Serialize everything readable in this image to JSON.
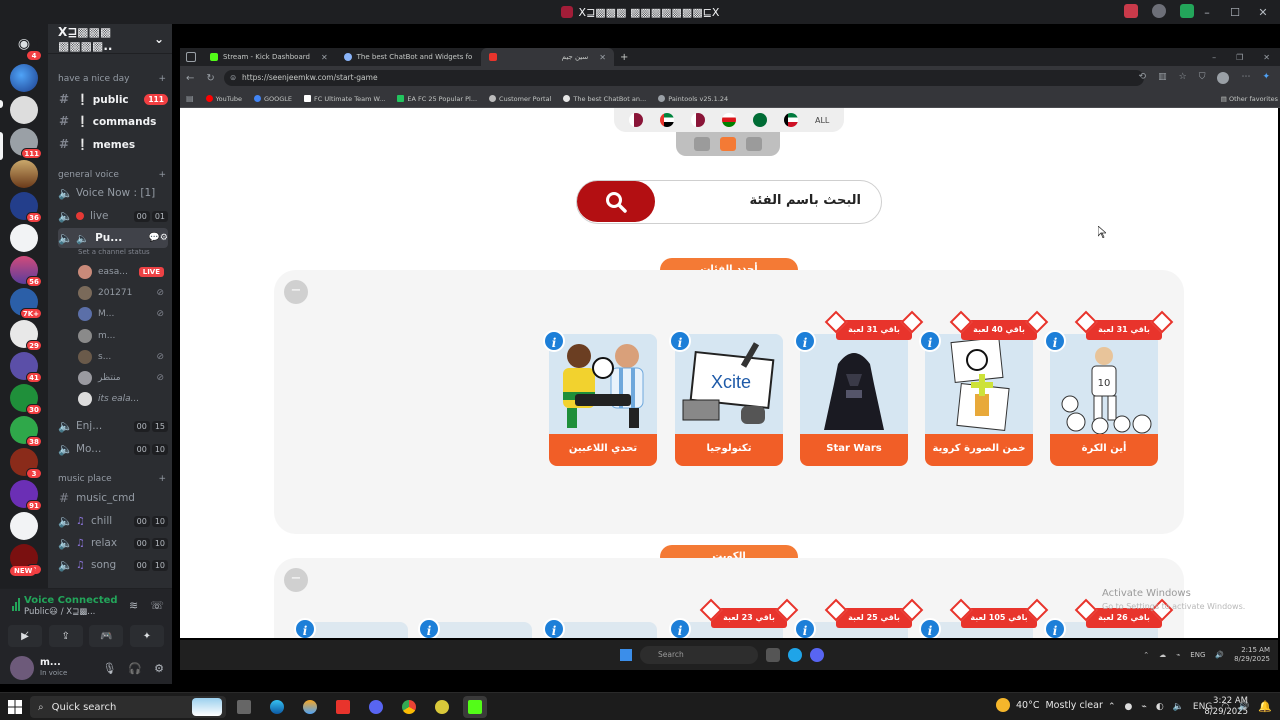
{
  "window": {
    "title": "X⊒▩▩▩ ▩▩▩▩▩▩▩⊑X"
  },
  "server": {
    "name": "X⊒▩▩▩ ▩▩▩▩..",
    "categories": [
      {
        "label": "have a nice day"
      },
      {
        "label": "general voice"
      },
      {
        "label": "music place"
      }
    ],
    "text_channels": [
      {
        "name": "❕ public",
        "badge": "111"
      },
      {
        "name": "❕ commands"
      },
      {
        "name": "❕ memes"
      }
    ],
    "voice_now": "Voice Now : [1]",
    "voice_channels": [
      {
        "name": "live",
        "c1": "00",
        "c2": "01"
      },
      {
        "name": "Pu...",
        "status_hint": "Set a channel status"
      },
      {
        "name": "Enj...",
        "c1": "00",
        "c2": "15"
      },
      {
        "name": "Mo...",
        "c1": "00",
        "c2": "10"
      }
    ],
    "voice_users": [
      {
        "name": "easa...",
        "live": "LIVE"
      },
      {
        "name": "201271"
      },
      {
        "name": "M..."
      },
      {
        "name": "m..."
      },
      {
        "name": "s..."
      },
      {
        "name": "منتظر"
      },
      {
        "name": "its eala..."
      }
    ],
    "music_channels": [
      {
        "name": "music_cmd"
      },
      {
        "name": "chill",
        "c1": "00",
        "c2": "10"
      },
      {
        "name": "relax",
        "c1": "00",
        "c2": "10"
      },
      {
        "name": "song",
        "c1": "00",
        "c2": "10"
      }
    ]
  },
  "rail_badges": [
    "4",
    "111",
    "36",
    "56",
    "7K+",
    "29",
    "41",
    "30",
    "38",
    "3",
    "91",
    "3",
    "NEW"
  ],
  "voice_panel": {
    "status": "Voice Connected",
    "channel": "Public😃 / X⊒▩..."
  },
  "user_panel": {
    "name": "m...",
    "status": "In voice"
  },
  "browser": {
    "tabs": [
      {
        "title": "Stream - Kick Dashboard"
      },
      {
        "title": "The best ChatBot and Widgets fo"
      },
      {
        "title": "سين جيم"
      }
    ],
    "url": "https://seenjeemkw.com/start-game",
    "bookmarks": [
      "YouTube",
      "GOOGLE",
      "FC Ultimate Team W...",
      "EA FC 25 Popular Pl...",
      "Customer Portal",
      "The best ChatBot an...",
      "Paintools v25.1.24"
    ],
    "other_bookmarks": "Other favorites"
  },
  "page": {
    "all_label": "ALL",
    "search_placeholder": "البحث باسم الفئة",
    "section1_title": "أجدد الفئات",
    "section2_title": "الكويت",
    "cards": [
      {
        "label": "أين الكرة",
        "ribbon": "باقي 31 لعبة"
      },
      {
        "label": "خمن الصورة كروية",
        "ribbon": "باقي 40 لعبة"
      },
      {
        "label": "Star Wars",
        "ribbon": "باقي 31 لعبة"
      },
      {
        "label": "تكنولوجيا"
      },
      {
        "label": "تحدي اللاعبين"
      }
    ],
    "xcite_text": "Xcite",
    "jersey_number": "10",
    "row2_ribbons": [
      "باقي 26 لعبة",
      "باقي 105 لعبة",
      "باقي 25 لعبة",
      "باقي 23 لعبة"
    ],
    "watermark_title": "Activate Windows",
    "watermark_sub": "Go to Settings to activate Windows."
  },
  "stream_taskbar": {
    "search": "Search",
    "lang": "ENG",
    "time": "2:15 AM",
    "date": "8/29/2025"
  },
  "taskbar": {
    "search_label": "Quick search",
    "weather_temp": "40°C",
    "weather_desc": "Mostly clear",
    "lang": "ENG",
    "time": "3:22 AM",
    "date": "8/29/2025"
  }
}
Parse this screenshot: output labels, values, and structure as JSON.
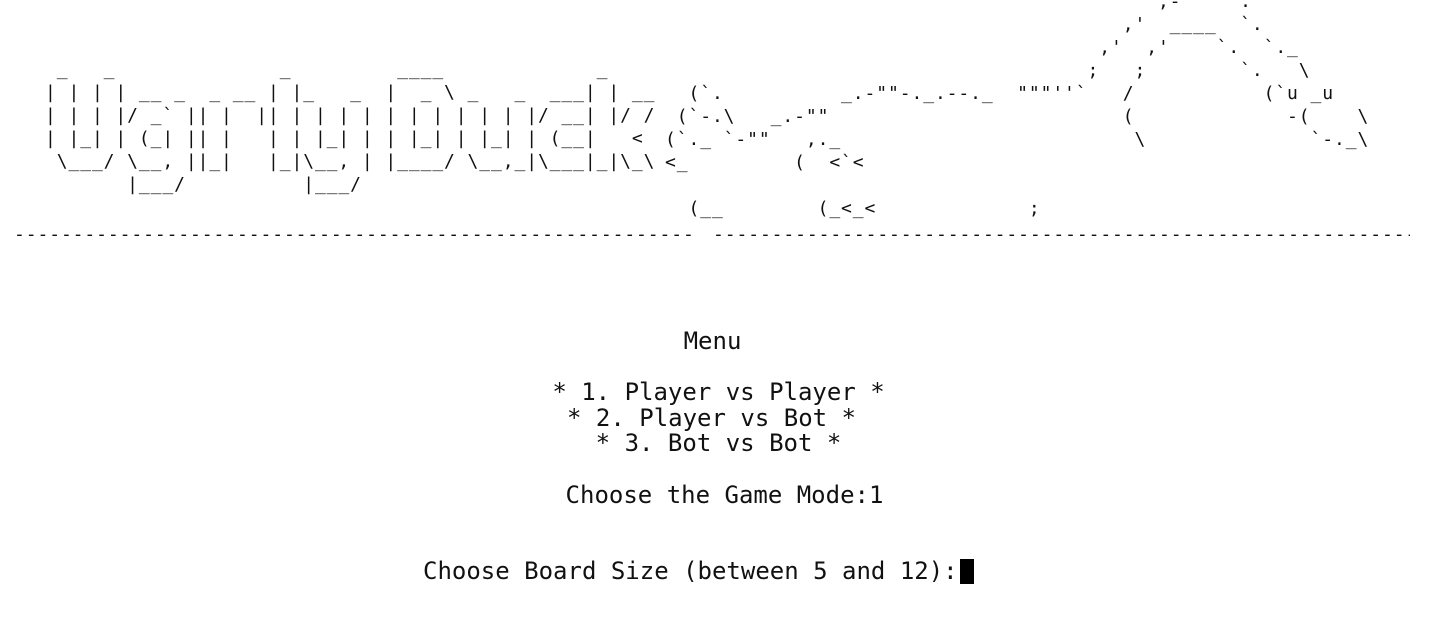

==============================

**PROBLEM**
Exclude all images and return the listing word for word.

**ANSWER TO THIS EXERCISE**
Serialize everything readable in this image to JSON.
{
  "window": {
    "title": "X⊒▩▩▩ ▩▩▩▩▩▩▩⊑X"
  },
  "server": {
    "name": "X⊒▩▩▩ ▩▩▩▩..",
    "categories": [
      {
        "label": "have a nice day"
      },
      {
        "label": "general voice"
      },
      {
        "label": "music place"
      }
    ],
    "text_channels": [
      {
        "name": "❕ public",
        "badge": "111"
      },
      {
        "name": "❕ commands"
      },
      {
        "name": "❕ memes"
      }
    ],
    "voice_now": "Voice Now : [1]",
    "voice_channels": [
      {
        "name": "live",
        "c1": "00",
        "c2": "01"
      },
      {
        "name": "Pu...",
        "status_hint": "Set a channel status"
      },
      {
        "name": "Enj...",
        "c1": "00",
        "c2": "15"
      },
      {
        "name": "Mo...",
        "c1": "00",
        "c2": "10"
      }
    ],
    "voice_users": [
      {
        "name": "easa...",
        "live": "LIVE"
      },
      {
        "name": "201271"
      },
      {
        "name": "M..."
      },
      {
        "name": "m..."
      },
      {
        "name": "s..."
      },
      {
        "name": "منتظر"
      },
      {
        "name": "its eala..."
      }
    ],
    "music_channels": [
      {
        "name": "music_cmd"
      },
      {
        "name": "chill",
        "c1": "00",
        "c2": "10"
      },
      {
        "name": "relax",
        "c1": "00",
        "c2": "10"
      },
      {
        "name": "song",
        "c1": "00",
        "c2": "10"
      }
    ]
  },
  "rail_badges": [
    "4",
    "111",
    "36",
    "56",
    "7K+",
    "29",
    "41",
    "30",
    "38",
    "3",
    "91",
    "3",
    "NEW"
  ],
  "voice_panel": {
    "status": "Voice Connected",
    "channel": "Public😃 / X⊒▩..."
  },
  "user_panel": {
    "name": "m...",
    "status": "In voice"
  },
  "browser": {
    "tabs": [
      {
        "title": "Stream - Kick Dashboard"
      },
      {
        "title": "The best ChatBot and Widgets fo"
      },
      {
        "title": "سين جيم"
      }
    ],
    "url": "https://seenjeemkw.com/start-game",
    "bookmarks": [
      "YouTube",
      "GOOGLE",
      "FC Ultimate Team W...",
      "EA FC 25 Popular Pl...",
      "Customer Portal",
      "The best ChatBot an...",
      "Paintools v25.1.24"
    ],
    "other_bookmarks": "Other favorites"
  },
  "page": {
    "all_label": "ALL",
    "search_placeholder": "البحث باسم الفئة",
    "section1_title": "أجدد الفئات",
    "section2_title": "الكويت",
    "cards": [
      {
        "label": "أين الكرة",
        "ribbon": "باقي 31 لعبة"
      },
      {
        "label": "خمن الصورة كروية",
        "ribbon": "باقي 40 لعبة"
      },
      {
        "label": "Star Wars",
        "ribbon": "باقي 31 لعبة"
      },
      {
        "label": "تكنولوجيا"
      },
      {
        "label": "تحدي اللاعبين"
      }
    ],
    "xcite_text": "Xcite",
    "jersey_number": "10",
    "row2_ribbons": [
      "باقي 26 لعبة",
      "باقي 105 لعبة",
      "باقي 25 لعبة",
      "باقي 23 لعبة"
    ],
    "watermark_title": "Activate Windows",
    "watermark_sub": "Go to Settings to activate Windows."
  },
  "stream_taskbar": {
    "search": "Search",
    "lang": "ENG",
    "time": "2:15 AM",
    "date": "8/29/2025"
  },
  "taskbar": {
    "search_label": "Quick search",
    "weather_temp": "40°C",
    "weather_desc": "Mostly clear",
    "lang": "ENG",
    "time": "3:22 AM",
    "date": "8/29/2025"
  }
}
Parse this screenshot: output labels, values, and structure as JSON.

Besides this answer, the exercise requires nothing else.